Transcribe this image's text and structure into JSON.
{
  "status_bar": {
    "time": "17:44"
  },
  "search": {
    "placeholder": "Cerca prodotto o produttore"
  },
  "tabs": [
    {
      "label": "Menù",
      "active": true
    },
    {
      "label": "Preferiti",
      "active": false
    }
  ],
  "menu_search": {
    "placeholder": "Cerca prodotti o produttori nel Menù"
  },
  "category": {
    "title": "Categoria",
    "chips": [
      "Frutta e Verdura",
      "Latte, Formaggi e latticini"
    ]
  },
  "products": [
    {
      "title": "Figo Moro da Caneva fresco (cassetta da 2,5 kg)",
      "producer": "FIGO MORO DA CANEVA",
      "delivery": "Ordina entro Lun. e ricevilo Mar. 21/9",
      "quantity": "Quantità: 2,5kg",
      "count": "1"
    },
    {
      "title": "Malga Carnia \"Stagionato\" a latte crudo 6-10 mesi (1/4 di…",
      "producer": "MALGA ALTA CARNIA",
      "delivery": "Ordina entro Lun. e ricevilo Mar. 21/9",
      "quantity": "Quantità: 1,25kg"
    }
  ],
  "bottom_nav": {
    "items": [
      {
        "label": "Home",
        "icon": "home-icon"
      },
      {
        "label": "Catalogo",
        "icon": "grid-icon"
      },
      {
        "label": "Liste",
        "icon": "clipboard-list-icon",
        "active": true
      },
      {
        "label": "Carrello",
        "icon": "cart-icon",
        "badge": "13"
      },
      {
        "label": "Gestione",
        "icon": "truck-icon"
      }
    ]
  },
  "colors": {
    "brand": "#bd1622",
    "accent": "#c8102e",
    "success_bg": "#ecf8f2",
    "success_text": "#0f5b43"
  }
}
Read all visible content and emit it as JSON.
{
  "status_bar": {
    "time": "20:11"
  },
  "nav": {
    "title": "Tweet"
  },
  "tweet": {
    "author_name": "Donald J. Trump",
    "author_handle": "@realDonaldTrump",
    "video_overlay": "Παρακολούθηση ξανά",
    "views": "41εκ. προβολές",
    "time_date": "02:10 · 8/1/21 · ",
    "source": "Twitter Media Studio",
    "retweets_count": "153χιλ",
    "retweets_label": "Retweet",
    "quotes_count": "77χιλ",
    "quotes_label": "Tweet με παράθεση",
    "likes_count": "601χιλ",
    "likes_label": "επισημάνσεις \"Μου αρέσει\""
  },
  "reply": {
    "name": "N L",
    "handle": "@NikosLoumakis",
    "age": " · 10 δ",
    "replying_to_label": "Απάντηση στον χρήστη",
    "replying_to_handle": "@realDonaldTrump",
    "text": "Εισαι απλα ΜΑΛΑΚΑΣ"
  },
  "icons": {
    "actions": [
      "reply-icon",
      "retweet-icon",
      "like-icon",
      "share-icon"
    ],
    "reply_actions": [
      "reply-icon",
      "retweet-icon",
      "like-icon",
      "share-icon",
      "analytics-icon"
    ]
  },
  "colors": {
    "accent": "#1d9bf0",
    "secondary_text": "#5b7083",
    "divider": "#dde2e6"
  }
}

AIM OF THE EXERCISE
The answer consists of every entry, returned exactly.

ANSWER SPACE
Transcribe this image's text and structure into JSON.
{
  "status_bar": {
    "time": "17:44"
  },
  "search": {
    "placeholder": "Cerca prodotto o produttore"
  },
  "tabs": [
    {
      "label": "Menù",
      "active": true
    },
    {
      "label": "Preferiti",
      "active": false
    }
  ],
  "menu_search": {
    "placeholder": "Cerca prodotti o produttori nel Menù"
  },
  "category": {
    "title": "Categoria",
    "chips": [
      "Frutta e Verdura",
      "Latte, Formaggi e latticini"
    ]
  },
  "products": [
    {
      "title": "Figo Moro da Caneva fresco (cassetta da 2,5 kg)",
      "producer": "FIGO MORO DA CANEVA",
      "delivery": "Ordina entro Lun. e ricevilo Mar. 21/9",
      "quantity": "Quantità: 2,5kg",
      "count": "1"
    },
    {
      "title": "Malga Carnia \"Stagionato\" a latte crudo 6-10 mesi (1/4 di…",
      "producer": "MALGA ALTA CARNIA",
      "delivery": "Ordina entro Lun. e ricevilo Mar. 21/9",
      "quantity": "Quantità: 1,25kg"
    }
  ],
  "bottom_nav": {
    "items": [
      {
        "label": "Home",
        "icon": "home-icon"
      },
      {
        "label": "Catalogo",
        "icon": "grid-icon"
      },
      {
        "label": "Liste",
        "icon": "clipboard-list-icon",
        "active": true
      },
      {
        "label": "Carrello",
        "icon": "cart-icon",
        "badge": "13"
      },
      {
        "label": "Gestione",
        "icon": "truck-icon"
      }
    ]
  },
  "colors": {
    "brand": "#bd1622",
    "accent": "#c8102e",
    "success_bg": "#ecf8f2",
    "success_text": "#0f5b43"
  }
}
Read all visible content and emit it as JSON.
{
  "status_bar": {
    "time": "20:11"
  },
  "nav": {
    "title": "Tweet"
  },
  "tweet": {
    "author_name": "Donald J. Trump",
    "author_handle": "@realDonaldTrump",
    "video_overlay": "Παρακολούθηση ξανά",
    "views": "41εκ. προβολές",
    "time_date": "02:10 · 8/1/21 · ",
    "source": "Twitter Media Studio",
    "retweets_count": "153χιλ",
    "retweets_label": "Retweet",
    "quotes_count": "77χιλ",
    "quotes_label": "Tweet με παράθεση",
    "likes_count": "601χιλ",
    "likes_label": "επισημάνσεις \"Μου αρέσει\""
  },
  "reply": {
    "name": "N L",
    "handle": "@NikosLoumakis",
    "age": " · 10 δ",
    "replying_to_label": "Απάντηση στον χρήστη",
    "replying_to_handle": "@realDonaldTrump",
    "text": "Εισαι απλα ΜΑΛΑΚΑΣ"
  },
  "icons": {
    "actions": [
      "reply-icon",
      "retweet-icon",
      "like-icon",
      "share-icon"
    ],
    "reply_actions": [
      "reply-icon",
      "retweet-icon",
      "like-icon",
      "share-icon",
      "analytics-icon"
    ]
  },
  "colors": {
    "accent": "#1d9bf0",
    "secondary_text": "#5b7083",
    "divider": "#dde2e6"
  }
}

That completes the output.